PROBLEM DETAILS:
Write the entries again exactly, with no line missing.

(Dataset items)
╔══

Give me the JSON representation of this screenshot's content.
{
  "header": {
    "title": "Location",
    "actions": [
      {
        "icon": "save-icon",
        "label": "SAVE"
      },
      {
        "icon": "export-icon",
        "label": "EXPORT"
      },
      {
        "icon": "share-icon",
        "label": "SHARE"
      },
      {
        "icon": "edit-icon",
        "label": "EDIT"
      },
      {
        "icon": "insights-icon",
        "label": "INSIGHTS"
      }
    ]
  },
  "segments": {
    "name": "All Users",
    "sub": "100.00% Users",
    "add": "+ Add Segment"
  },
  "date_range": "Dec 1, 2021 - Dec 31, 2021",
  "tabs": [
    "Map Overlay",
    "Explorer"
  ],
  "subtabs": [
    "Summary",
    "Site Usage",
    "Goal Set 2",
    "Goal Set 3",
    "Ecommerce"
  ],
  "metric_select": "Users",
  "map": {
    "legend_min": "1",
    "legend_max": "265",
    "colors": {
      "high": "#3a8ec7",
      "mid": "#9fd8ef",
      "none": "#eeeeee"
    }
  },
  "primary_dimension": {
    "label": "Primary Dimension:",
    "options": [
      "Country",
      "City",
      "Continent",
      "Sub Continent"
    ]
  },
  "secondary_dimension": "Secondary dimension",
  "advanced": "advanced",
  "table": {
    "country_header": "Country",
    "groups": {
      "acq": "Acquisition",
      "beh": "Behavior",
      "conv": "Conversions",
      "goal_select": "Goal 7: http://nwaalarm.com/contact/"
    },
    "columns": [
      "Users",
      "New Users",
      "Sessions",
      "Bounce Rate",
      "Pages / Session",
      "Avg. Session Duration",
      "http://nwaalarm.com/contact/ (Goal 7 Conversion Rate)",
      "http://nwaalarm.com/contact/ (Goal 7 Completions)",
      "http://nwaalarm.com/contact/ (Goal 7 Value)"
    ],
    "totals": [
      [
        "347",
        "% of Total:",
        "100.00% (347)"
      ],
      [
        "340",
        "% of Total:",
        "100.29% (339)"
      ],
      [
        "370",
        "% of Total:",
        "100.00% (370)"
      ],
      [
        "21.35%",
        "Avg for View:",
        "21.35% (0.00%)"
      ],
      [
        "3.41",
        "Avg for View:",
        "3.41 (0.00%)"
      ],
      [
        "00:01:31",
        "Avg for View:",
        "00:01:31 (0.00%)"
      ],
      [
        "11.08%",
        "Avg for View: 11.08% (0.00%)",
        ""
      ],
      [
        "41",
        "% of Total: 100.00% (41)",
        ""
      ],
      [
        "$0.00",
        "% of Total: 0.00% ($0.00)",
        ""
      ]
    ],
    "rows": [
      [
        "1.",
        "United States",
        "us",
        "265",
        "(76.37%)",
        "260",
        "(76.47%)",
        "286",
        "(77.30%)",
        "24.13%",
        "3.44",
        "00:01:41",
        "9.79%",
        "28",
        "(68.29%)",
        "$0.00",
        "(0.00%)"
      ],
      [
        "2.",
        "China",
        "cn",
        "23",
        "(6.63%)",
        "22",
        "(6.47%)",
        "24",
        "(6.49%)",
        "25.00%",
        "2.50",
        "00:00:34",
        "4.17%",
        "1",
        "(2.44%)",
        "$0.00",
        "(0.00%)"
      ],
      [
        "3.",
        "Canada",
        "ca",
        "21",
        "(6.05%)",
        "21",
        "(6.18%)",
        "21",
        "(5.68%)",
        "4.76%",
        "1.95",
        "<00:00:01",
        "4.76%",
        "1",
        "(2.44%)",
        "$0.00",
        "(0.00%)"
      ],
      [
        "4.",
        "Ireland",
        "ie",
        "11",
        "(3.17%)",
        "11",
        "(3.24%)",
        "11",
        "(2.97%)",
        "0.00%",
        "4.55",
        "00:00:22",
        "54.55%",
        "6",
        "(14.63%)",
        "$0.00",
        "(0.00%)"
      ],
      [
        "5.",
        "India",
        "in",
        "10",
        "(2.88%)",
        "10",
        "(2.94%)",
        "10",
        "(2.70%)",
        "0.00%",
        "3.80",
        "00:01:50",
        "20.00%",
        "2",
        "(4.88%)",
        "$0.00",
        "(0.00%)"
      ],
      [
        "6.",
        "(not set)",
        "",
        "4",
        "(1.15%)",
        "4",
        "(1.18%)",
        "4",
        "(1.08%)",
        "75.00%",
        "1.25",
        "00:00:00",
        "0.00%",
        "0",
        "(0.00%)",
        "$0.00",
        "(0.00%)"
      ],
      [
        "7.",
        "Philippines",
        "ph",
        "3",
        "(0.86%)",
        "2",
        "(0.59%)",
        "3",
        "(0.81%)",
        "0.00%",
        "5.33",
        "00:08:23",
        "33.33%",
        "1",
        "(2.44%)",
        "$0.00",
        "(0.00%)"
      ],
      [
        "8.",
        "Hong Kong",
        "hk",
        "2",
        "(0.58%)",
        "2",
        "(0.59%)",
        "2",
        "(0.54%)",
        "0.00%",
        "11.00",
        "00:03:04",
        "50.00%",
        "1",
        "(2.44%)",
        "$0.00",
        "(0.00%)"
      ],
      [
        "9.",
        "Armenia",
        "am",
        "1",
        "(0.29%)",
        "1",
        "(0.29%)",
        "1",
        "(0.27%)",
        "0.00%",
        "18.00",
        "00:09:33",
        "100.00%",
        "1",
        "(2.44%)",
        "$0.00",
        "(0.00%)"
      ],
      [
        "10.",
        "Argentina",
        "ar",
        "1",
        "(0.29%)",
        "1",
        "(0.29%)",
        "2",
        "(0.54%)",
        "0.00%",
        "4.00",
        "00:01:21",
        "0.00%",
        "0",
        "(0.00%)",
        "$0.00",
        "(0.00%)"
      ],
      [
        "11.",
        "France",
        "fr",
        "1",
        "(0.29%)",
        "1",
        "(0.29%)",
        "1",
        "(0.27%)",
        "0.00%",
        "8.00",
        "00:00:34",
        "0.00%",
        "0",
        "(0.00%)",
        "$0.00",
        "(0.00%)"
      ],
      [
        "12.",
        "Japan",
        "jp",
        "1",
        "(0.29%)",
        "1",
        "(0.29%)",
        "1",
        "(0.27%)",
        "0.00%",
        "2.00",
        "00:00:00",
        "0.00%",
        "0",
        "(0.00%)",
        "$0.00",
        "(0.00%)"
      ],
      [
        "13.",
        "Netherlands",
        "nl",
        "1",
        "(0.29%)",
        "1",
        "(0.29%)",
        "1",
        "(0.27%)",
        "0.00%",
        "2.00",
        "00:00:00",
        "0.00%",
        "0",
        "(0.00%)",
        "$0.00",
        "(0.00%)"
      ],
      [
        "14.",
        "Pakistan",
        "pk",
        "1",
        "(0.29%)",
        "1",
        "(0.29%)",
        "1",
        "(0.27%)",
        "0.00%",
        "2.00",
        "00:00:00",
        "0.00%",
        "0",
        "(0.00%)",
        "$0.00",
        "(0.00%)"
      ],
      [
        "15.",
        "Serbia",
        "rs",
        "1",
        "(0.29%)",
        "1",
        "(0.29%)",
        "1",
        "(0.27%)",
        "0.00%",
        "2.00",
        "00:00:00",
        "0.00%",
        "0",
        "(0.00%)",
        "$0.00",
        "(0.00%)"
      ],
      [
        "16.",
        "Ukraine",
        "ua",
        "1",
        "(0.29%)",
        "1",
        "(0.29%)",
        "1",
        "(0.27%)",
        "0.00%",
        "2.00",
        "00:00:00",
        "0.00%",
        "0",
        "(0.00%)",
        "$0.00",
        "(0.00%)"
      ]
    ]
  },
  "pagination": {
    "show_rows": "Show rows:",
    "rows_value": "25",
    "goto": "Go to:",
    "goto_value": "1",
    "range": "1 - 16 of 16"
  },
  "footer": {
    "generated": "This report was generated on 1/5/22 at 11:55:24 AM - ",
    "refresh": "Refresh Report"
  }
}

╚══

WRITTEN SOLUTION:
Give me the JSON representation of this screenshot's content.
{
  "header": {
    "title": "Location",
    "actions": [
      {
        "icon": "save-icon",
        "label": "SAVE"
      },
      {
        "icon": "export-icon",
        "label": "EXPORT"
      },
      {
        "icon": "share-icon",
        "label": "SHARE"
      },
      {
        "icon": "edit-icon",
        "label": "EDIT"
      },
      {
        "icon": "insights-icon",
        "label": "INSIGHTS"
      }
    ]
  },
  "segments": {
    "name": "All Users",
    "sub": "100.00% Users",
    "add": "+ Add Segment"
  },
  "date_range": "Dec 1, 2021 - Dec 31, 2021",
  "tabs": [
    "Map Overlay",
    "Explorer"
  ],
  "subtabs": [
    "Summary",
    "Site Usage",
    "Goal Set 2",
    "Goal Set 3",
    "Ecommerce"
  ],
  "metric_select": "Users",
  "map": {
    "legend_min": "1",
    "legend_max": "265",
    "colors": {
      "high": "#3a8ec7",
      "mid": "#9fd8ef",
      "none": "#eeeeee"
    }
  },
  "primary_dimension": {
    "label": "Primary Dimension:",
    "options": [
      "Country",
      "City",
      "Continent",
      "Sub Continent"
    ]
  },
  "secondary_dimension": "Secondary dimension",
  "advanced": "advanced",
  "table": {
    "country_header": "Country",
    "groups": {
      "acq": "Acquisition",
      "beh": "Behavior",
      "conv": "Conversions",
      "goal_select": "Goal 7: http://nwaalarm.com/contact/"
    },
    "columns": [
      "Users",
      "New Users",
      "Sessions",
      "Bounce Rate",
      "Pages / Session",
      "Avg. Session Duration",
      "http://nwaalarm.com/contact/ (Goal 7 Conversion Rate)",
      "http://nwaalarm.com/contact/ (Goal 7 Completions)",
      "http://nwaalarm.com/contact/ (Goal 7 Value)"
    ],
    "totals": [
      [
        "347",
        "% of Total:",
        "100.00% (347)"
      ],
      [
        "340",
        "% of Total:",
        "100.29% (339)"
      ],
      [
        "370",
        "% of Total:",
        "100.00% (370)"
      ],
      [
        "21.35%",
        "Avg for View:",
        "21.35% (0.00%)"
      ],
      [
        "3.41",
        "Avg for View:",
        "3.41 (0.00%)"
      ],
      [
        "00:01:31",
        "Avg for View:",
        "00:01:31 (0.00%)"
      ],
      [
        "11.08%",
        "Avg for View: 11.08% (0.00%)",
        ""
      ],
      [
        "41",
        "% of Total: 100.00% (41)",
        ""
      ],
      [
        "$0.00",
        "% of Total: 0.00% ($0.00)",
        ""
      ]
    ],
    "rows": [
      [
        "1.",
        "United States",
        "us",
        "265",
        "(76.37%)",
        "260",
        "(76.47%)",
        "286",
        "(77.30%)",
        "24.13%",
        "3.44",
        "00:01:41",
        "9.79%",
        "28",
        "(68.29%)",
        "$0.00",
        "(0.00%)"
      ],
      [
        "2.",
        "China",
        "cn",
        "23",
        "(6.63%)",
        "22",
        "(6.47%)",
        "24",
        "(6.49%)",
        "25.00%",
        "2.50",
        "00:00:34",
        "4.17%",
        "1",
        "(2.44%)",
        "$0.00",
        "(0.00%)"
      ],
      [
        "3.",
        "Canada",
        "ca",
        "21",
        "(6.05%)",
        "21",
        "(6.18%)",
        "21",
        "(5.68%)",
        "4.76%",
        "1.95",
        "<00:00:01",
        "4.76%",
        "1",
        "(2.44%)",
        "$0.00",
        "(0.00%)"
      ],
      [
        "4.",
        "Ireland",
        "ie",
        "11",
        "(3.17%)",
        "11",
        "(3.24%)",
        "11",
        "(2.97%)",
        "0.00%",
        "4.55",
        "00:00:22",
        "54.55%",
        "6",
        "(14.63%)",
        "$0.00",
        "(0.00%)"
      ],
      [
        "5.",
        "India",
        "in",
        "10",
        "(2.88%)",
        "10",
        "(2.94%)",
        "10",
        "(2.70%)",
        "0.00%",
        "3.80",
        "00:01:50",
        "20.00%",
        "2",
        "(4.88%)",
        "$0.00",
        "(0.00%)"
      ],
      [
        "6.",
        "(not set)",
        "",
        "4",
        "(1.15%)",
        "4",
        "(1.18%)",
        "4",
        "(1.08%)",
        "75.00%",
        "1.25",
        "00:00:00",
        "0.00%",
        "0",
        "(0.00%)",
        "$0.00",
        "(0.00%)"
      ],
      [
        "7.",
        "Philippines",
        "ph",
        "3",
        "(0.86%)",
        "2",
        "(0.59%)",
        "3",
        "(0.81%)",
        "0.00%",
        "5.33",
        "00:08:23",
        "33.33%",
        "1",
        "(2.44%)",
        "$0.00",
        "(0.00%)"
      ],
      [
        "8.",
        "Hong Kong",
        "hk",
        "2",
        "(0.58%)",
        "2",
        "(0.59%)",
        "2",
        "(0.54%)",
        "0.00%",
        "11.00",
        "00:03:04",
        "50.00%",
        "1",
        "(2.44%)",
        "$0.00",
        "(0.00%)"
      ],
      [
        "9.",
        "Armenia",
        "am",
        "1",
        "(0.29%)",
        "1",
        "(0.29%)",
        "1",
        "(0.27%)",
        "0.00%",
        "18.00",
        "00:09:33",
        "100.00%",
        "1",
        "(2.44%)",
        "$0.00",
        "(0.00%)"
      ],
      [
        "10.",
        "Argentina",
        "ar",
        "1",
        "(0.29%)",
        "1",
        "(0.29%)",
        "2",
        "(0.54%)",
        "0.00%",
        "4.00",
        "00:01:21",
        "0.00%",
        "0",
        "(0.00%)",
        "$0.00",
        "(0.00%)"
      ],
      [
        "11.",
        "France",
        "fr",
        "1",
        "(0.29%)",
        "1",
        "(0.29%)",
        "1",
        "(0.27%)",
        "0.00%",
        "8.00",
        "00:00:34",
        "0.00%",
        "0",
        "(0.00%)",
        "$0.00",
        "(0.00%)"
      ],
      [
        "12.",
        "Japan",
        "jp",
        "1",
        "(0.29%)",
        "1",
        "(0.29%)",
        "1",
        "(0.27%)",
        "0.00%",
        "2.00",
        "00:00:00",
        "0.00%",
        "0",
        "(0.00%)",
        "$0.00",
        "(0.00%)"
      ],
      [
        "13.",
        "Netherlands",
        "nl",
        "1",
        "(0.29%)",
        "1",
        "(0.29%)",
        "1",
        "(0.27%)",
        "0.00%",
        "2.00",
        "00:00:00",
        "0.00%",
        "0",
        "(0.00%)",
        "$0.00",
        "(0.00%)"
      ],
      [
        "14.",
        "Pakistan",
        "pk",
        "1",
        "(0.29%)",
        "1",
        "(0.29%)",
        "1",
        "(0.27%)",
        "0.00%",
        "2.00",
        "00:00:00",
        "0.00%",
        "0",
        "(0.00%)",
        "$0.00",
        "(0.00%)"
      ],
      [
        "15.",
        "Serbia",
        "rs",
        "1",
        "(0.29%)",
        "1",
        "(0.29%)",
        "1",
        "(0.27%)",
        "0.00%",
        "2.00",
        "00:00:00",
        "0.00%",
        "0",
        "(0.00%)",
        "$0.00",
        "(0.00%)"
      ],
      [
        "16.",
        "Ukraine",
        "ua",
        "1",
        "(0.29%)",
        "1",
        "(0.29%)",
        "1",
        "(0.27%)",
        "0.00%",
        "2.00",
        "00:00:00",
        "0.00%",
        "0",
        "(0.00%)",
        "$0.00",
        "(0.00%)"
      ]
    ]
  },
  "pagination": {
    "show_rows": "Show rows:",
    "rows_value": "25",
    "goto": "Go to:",
    "goto_value": "1",
    "range": "1 - 16 of 16"
  },
  "footer": {
    "generated": "This report was generated on 1/5/22 at 11:55:24 AM - ",
    "refresh": "Refresh Report"
  }
}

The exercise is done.